"I do not believe that I've seen that conclusion, that the specific intent was to help President Trump win. I'm not aware of that. But I do generally have no reason to doubt any intelligence assessment," Nielsen told reporters following the briefing. Nielsen joined FBI Director Christopher Wray and Director of National Intelligence Dan Coats in the closed-door meeting on Capitol Hill.
Nielsen added, "What we have seen the Russians do is attempt to manipulate public confidence on both sides. So we've seen them encourage people go to a protest on one side; we've seen them simultaneously encourage people to go to that same protest on the other side. So I think what they're trying to do, in my opinion, and I defer to the intel community, is just disrupt our belief and our own understanding of what's happening. It's an integrity issue of who is saying what and why and how that may or may not affect an American's behavior in what they're voting for."
Her comments contrast with the intelligence community's report that Putin and the Russian government "developed a clear preference for President-elect Trump."
"We have high confidence in these judgments. We also assess Putin and the Russian Government aspired to help President-elect Trump's election chances when possible by discrediting Secretary Clinton and publicly contrasting her unfavorably to him. All three agencies agree with this judgment," the report's conclusion found.

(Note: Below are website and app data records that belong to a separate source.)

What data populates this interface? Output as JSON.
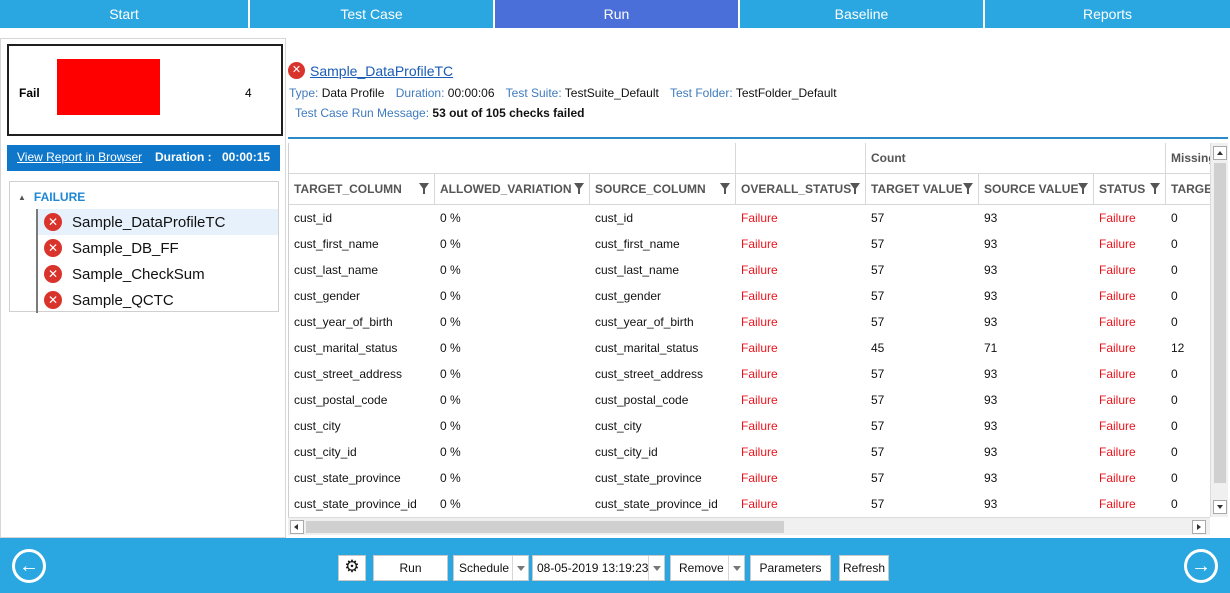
{
  "nav": {
    "tabs": [
      {
        "label": "Start"
      },
      {
        "label": "Test Case"
      },
      {
        "label": "Run"
      },
      {
        "label": "Baseline"
      },
      {
        "label": "Reports"
      }
    ],
    "active": "Run"
  },
  "summary": {
    "status_label": "Fail",
    "count": "4",
    "bar_color": "#ff0000"
  },
  "report": {
    "link_label": "View Report in Browser",
    "duration_label": "Duration :",
    "duration_value": "00:00:15"
  },
  "tree": {
    "group_label": "FAILURE",
    "items": [
      {
        "label": "Sample_DataProfileTC",
        "icon": "error-icon"
      },
      {
        "label": "Sample_DB_FF",
        "icon": "error-icon"
      },
      {
        "label": "Sample_CheckSum",
        "icon": "error-icon"
      },
      {
        "label": "Sample_QCTC",
        "icon": "error-icon"
      }
    ]
  },
  "test_case": {
    "name": "Sample_DataProfileTC",
    "type_label": "Type:",
    "type_value": "Data Profile",
    "duration_label": "Duration:",
    "duration_value": "00:00:06",
    "suite_label": "Test Suite:",
    "suite_value": "TestSuite_Default",
    "folder_label": "Test Folder:",
    "folder_value": "TestFolder_Default",
    "message_label": "Test Case Run Message:",
    "message_value": "53 out of 105 checks failed"
  },
  "grid": {
    "group_headers": [
      "Count",
      "Missing"
    ],
    "columns": [
      "TARGET_COLUMN",
      "ALLOWED_VARIATION",
      "SOURCE_COLUMN",
      "OVERALL_STATUS",
      "TARGET VALUE",
      "SOURCE VALUE",
      "STATUS",
      "TARGET"
    ],
    "rows": [
      [
        "cust_id",
        "0 %",
        "cust_id",
        "Failure",
        "57",
        "93",
        "Failure",
        "0"
      ],
      [
        "cust_first_name",
        "0 %",
        "cust_first_name",
        "Failure",
        "57",
        "93",
        "Failure",
        "0"
      ],
      [
        "cust_last_name",
        "0 %",
        "cust_last_name",
        "Failure",
        "57",
        "93",
        "Failure",
        "0"
      ],
      [
        "cust_gender",
        "0 %",
        "cust_gender",
        "Failure",
        "57",
        "93",
        "Failure",
        "0"
      ],
      [
        "cust_year_of_birth",
        "0 %",
        "cust_year_of_birth",
        "Failure",
        "57",
        "93",
        "Failure",
        "0"
      ],
      [
        "cust_marital_status",
        "0 %",
        "cust_marital_status",
        "Failure",
        "45",
        "71",
        "Failure",
        "12"
      ],
      [
        "cust_street_address",
        "0 %",
        "cust_street_address",
        "Failure",
        "57",
        "93",
        "Failure",
        "0"
      ],
      [
        "cust_postal_code",
        "0 %",
        "cust_postal_code",
        "Failure",
        "57",
        "93",
        "Failure",
        "0"
      ],
      [
        "cust_city",
        "0 %",
        "cust_city",
        "Failure",
        "57",
        "93",
        "Failure",
        "0"
      ],
      [
        "cust_city_id",
        "0 %",
        "cust_city_id",
        "Failure",
        "57",
        "93",
        "Failure",
        "0"
      ],
      [
        "cust_state_province",
        "0 %",
        "cust_state_province",
        "Failure",
        "57",
        "93",
        "Failure",
        "0"
      ],
      [
        "cust_state_province_id",
        "0 %",
        "cust_state_province_id",
        "Failure",
        "57",
        "93",
        "Failure",
        "0"
      ]
    ]
  },
  "toolbar": {
    "settings_icon": "gear-icon",
    "run_label": "Run",
    "schedule_label": "Schedule",
    "datetime_value": "08-05-2019 13:19:23",
    "remove_label": "Remove",
    "parameters_label": "Parameters",
    "refresh_label": "Refresh"
  },
  "colors": {
    "nav": "#2aa6e0",
    "nav_active": "#4a6fd8",
    "failure_text": "#e8141b",
    "report_bar": "#0f77c9"
  }
}
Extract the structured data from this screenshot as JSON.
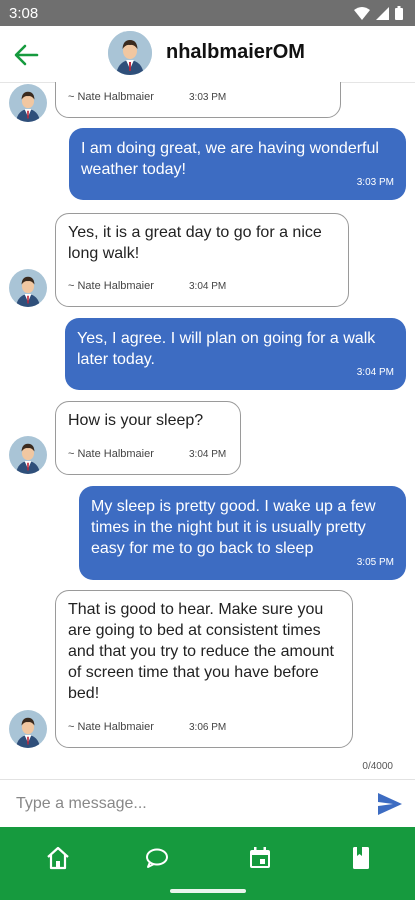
{
  "status_bar": {
    "time": "3:08"
  },
  "header": {
    "title": "nhalbmaierOM"
  },
  "messages": [
    {
      "direction": "in",
      "text": "",
      "sender": "~ Nate Halbmaier",
      "time": "3:03 PM"
    },
    {
      "direction": "out",
      "text": "I am doing great, we are having wonderful weather today!",
      "time": "3:03 PM"
    },
    {
      "direction": "in",
      "text": "Yes, it is a great day to go for a nice long walk!",
      "sender": "~ Nate Halbmaier",
      "time": "3:04 PM"
    },
    {
      "direction": "out",
      "text": "Yes, I agree.  I will plan on going for a walk later today.",
      "time": "3:04 PM"
    },
    {
      "direction": "in",
      "text": "How is your sleep?",
      "sender": "~ Nate Halbmaier",
      "time": "3:04 PM"
    },
    {
      "direction": "out",
      "text": "My sleep is pretty good.  I wake up a few times in the night but it is usually pretty easy for me to go back to sleep",
      "time": "3:05 PM"
    },
    {
      "direction": "in",
      "text": "That is good to hear.  Make sure you are going to bed at consistent times and that you try to reduce the amount of screen time that you have before bed!",
      "sender": "~ Nate Halbmaier",
      "time": "3:06 PM"
    }
  ],
  "composer": {
    "char_count": "0/4000",
    "placeholder": "Type a message..."
  },
  "bottom_nav": {
    "items": [
      "home-icon",
      "chat-bubble-icon",
      "calendar-icon",
      "book-icon"
    ]
  },
  "colors": {
    "accent": "#169a3e",
    "outgoing_bubble": "#3d6cc2",
    "status_bar": "#6f6f6f"
  }
}
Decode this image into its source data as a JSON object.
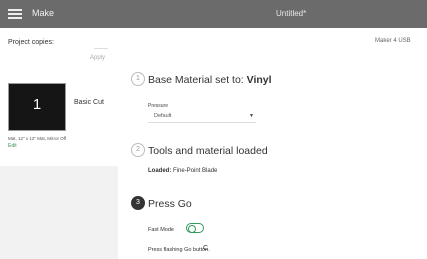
{
  "header": {
    "app_title": "Make",
    "doc_title": "Untitled*"
  },
  "sidebar": {
    "project_copies_label": "Project copies:",
    "apply_label": "Apply",
    "mat": {
      "number": "1",
      "name": "Basic Cut",
      "meta": "Mat, 12\" x 12\" Mat, Mirror Off",
      "edit_label": "Edit"
    }
  },
  "machine_label": "Maker 4 USB",
  "steps": {
    "step1": {
      "number": "1",
      "title_prefix": "Base Material set to:",
      "material": "Vinyl"
    },
    "pressure": {
      "label": "Pressure",
      "value": "Default"
    },
    "step2": {
      "number": "2",
      "title": "Tools and material loaded",
      "loaded_label": "Loaded:",
      "loaded_value": "Fine-Point Blade"
    },
    "step3": {
      "number": "3",
      "title": "Press Go",
      "fast_mode_label": "Fast Mode",
      "fast_mode_on": true,
      "instruction": "Press flashing Go button.",
      "instruction_icon": "C"
    }
  },
  "colors": {
    "topbar": "#6b6b6b",
    "accent": "#2e9a5a"
  }
}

After Nielsen's remarks Tuesday, DHS press secretary Tyler Houlton released a statement saying, "The Secretary has previously reviewed the Intelligence Community's assessment and agrees with it – as she stated today and previously," adding, "Russian goals included undermining faith in the US democratic process and harming a candidate's electability and potential presidency. Importantly, they targeted both major political parties."
Houlton also defended Nielsen's comment that she didn't think she had seen the intelligence community's conclusion that the Russians' "specific intent was to help President Trump win."

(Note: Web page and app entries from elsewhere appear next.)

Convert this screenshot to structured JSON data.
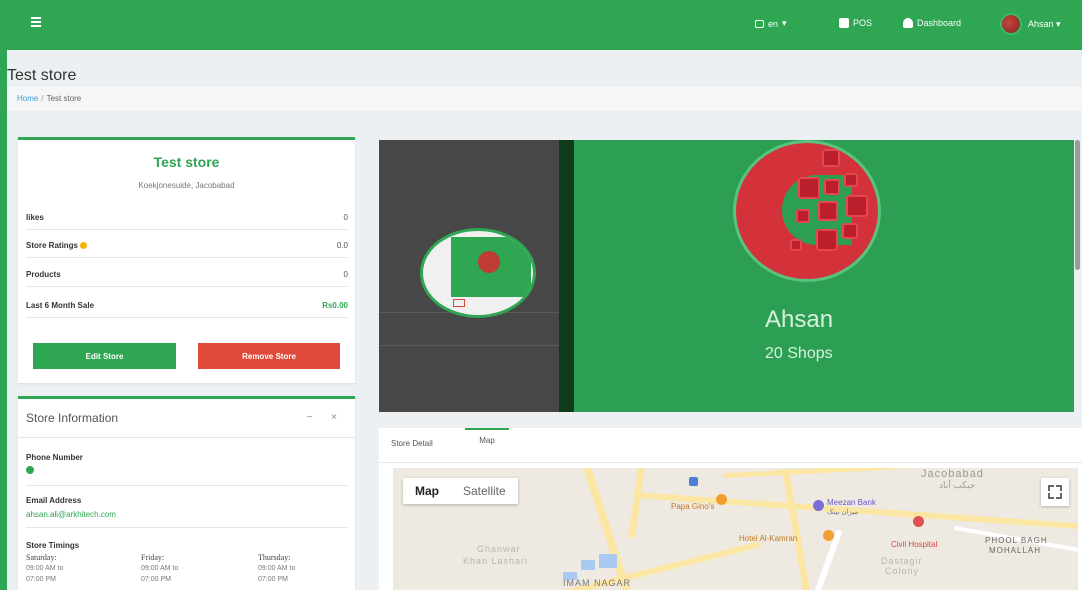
{
  "navbar": {
    "language": "en",
    "pos_label": "POS",
    "dashboard_label": "Dashboard",
    "user_name": "Ahsan"
  },
  "page": {
    "title": "Test store",
    "breadcrumb": {
      "home": "Home",
      "separator": "/",
      "current": "Test store"
    }
  },
  "store_card": {
    "name": "Test store",
    "address": "Koekjonesuide, Jacobabad",
    "stats": [
      {
        "label": "likes",
        "value": "0"
      },
      {
        "label": "Store Ratings",
        "value": "0.0"
      },
      {
        "label": "Products",
        "value": "0"
      },
      {
        "label": "Last 6 Month Sale",
        "value": "Rs0.00"
      }
    ],
    "edit_label": "Edit Store",
    "remove_label": "Remove Store"
  },
  "store_info": {
    "title": "Store Information",
    "tools": "− ×",
    "phone_label": "Phone Number",
    "email_label": "Email Address",
    "email_value": "ahsan.ali@arkhitech.com",
    "timings_label": "Store Timings",
    "timings": [
      {
        "day": "Saturday:",
        "from": "09:00 AM to",
        "to": "07:00 PM"
      },
      {
        "day": "Friday:",
        "from": "09:00 AM to",
        "to": "07:00 PM"
      },
      {
        "day": "Thursday:",
        "from": "09:00 AM to",
        "to": "07:00 PM"
      }
    ]
  },
  "banner": {
    "name": "Ahsan",
    "shops": "20 Shops"
  },
  "tabs": [
    {
      "label": "Store Detail"
    },
    {
      "label": "Map"
    }
  ],
  "map": {
    "map_label": "Map",
    "satellite_label": "Satellite",
    "places": {
      "papa_gino": "Papa Gino's",
      "meezan_bank": "Meezan Bank",
      "meezan_bank_urdu": "میزان بینک",
      "hotel": "Hotel Al-Kamran",
      "hospital": "Civil Hospital",
      "city": "Jacobabad",
      "city_urdu": "جیکب آباد",
      "phool_bagh": "PHOOL BAGH",
      "mohallah": "MOHALLAH",
      "ghanwar": "Ghanwar",
      "khan_lashari": "Khan Lashari",
      "imam_nagar": "IMAM NAGAR",
      "dastagir": "Dastagir",
      "colony": "Colony"
    }
  },
  "colors": {
    "brand_green": "#2ea652",
    "danger_red": "#e04a3a",
    "link_blue": "#3aa0d8"
  }
}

"The intelligence assessment language is nuanced for a reason," Houlton wrote. "The Secretary agrees with that assessment. But the question asked by the reporter did not reflect the specific language in the assessment itself, so the Secretary correctly stated she had not seen the conclusion as characterized by the reporter."

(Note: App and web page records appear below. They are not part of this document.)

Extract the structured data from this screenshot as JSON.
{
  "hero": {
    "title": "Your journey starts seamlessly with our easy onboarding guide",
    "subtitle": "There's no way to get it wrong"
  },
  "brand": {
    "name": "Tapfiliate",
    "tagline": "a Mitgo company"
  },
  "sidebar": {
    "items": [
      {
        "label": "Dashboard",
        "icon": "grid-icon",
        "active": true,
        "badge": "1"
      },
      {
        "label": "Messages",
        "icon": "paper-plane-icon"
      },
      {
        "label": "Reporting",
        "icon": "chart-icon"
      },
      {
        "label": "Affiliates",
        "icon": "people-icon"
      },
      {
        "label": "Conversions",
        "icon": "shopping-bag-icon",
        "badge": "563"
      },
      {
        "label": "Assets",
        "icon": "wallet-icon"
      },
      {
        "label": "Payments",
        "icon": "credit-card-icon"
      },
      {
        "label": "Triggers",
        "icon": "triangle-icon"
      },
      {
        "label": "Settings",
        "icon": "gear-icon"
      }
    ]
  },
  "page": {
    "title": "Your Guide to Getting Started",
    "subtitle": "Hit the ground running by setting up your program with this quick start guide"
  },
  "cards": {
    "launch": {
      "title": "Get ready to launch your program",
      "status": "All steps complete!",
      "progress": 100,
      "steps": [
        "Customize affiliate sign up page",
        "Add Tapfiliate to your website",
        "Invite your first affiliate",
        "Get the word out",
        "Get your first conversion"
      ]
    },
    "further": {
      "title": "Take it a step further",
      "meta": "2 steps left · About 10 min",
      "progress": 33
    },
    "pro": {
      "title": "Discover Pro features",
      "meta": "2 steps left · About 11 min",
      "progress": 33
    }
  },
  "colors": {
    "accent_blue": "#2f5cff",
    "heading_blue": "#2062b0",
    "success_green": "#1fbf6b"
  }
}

The Senate Intelligence Committee endorsed the ICA's findings, writing, "Committee staff have spent 14 months reviewing the sources, tradecraft, and analytic work, and we see no reason to dispute the conclusions. After a thorough review, our staff concluded that the ICA conclusions were accurate and on point. The Russian effort was extensive, sophisticated, and ordered by President Putin himself for the purpose of helping Donald Trump and hurting Hillary Clinton."
Nielsen maintains however that Russia did and will continue to try to manipulate Americans' perspective "on a variety of issues." The secretary told CBS News' Nancy Cordes that as part of DHS' efforts to respond to election interference in real time, DHS will deploy people during voting in the midterm elections and also work on being able to check results of elections afterward.
She told reporters that as of now, she has not seen clear evidence of Russia trying to meddle in any particular races in 2018.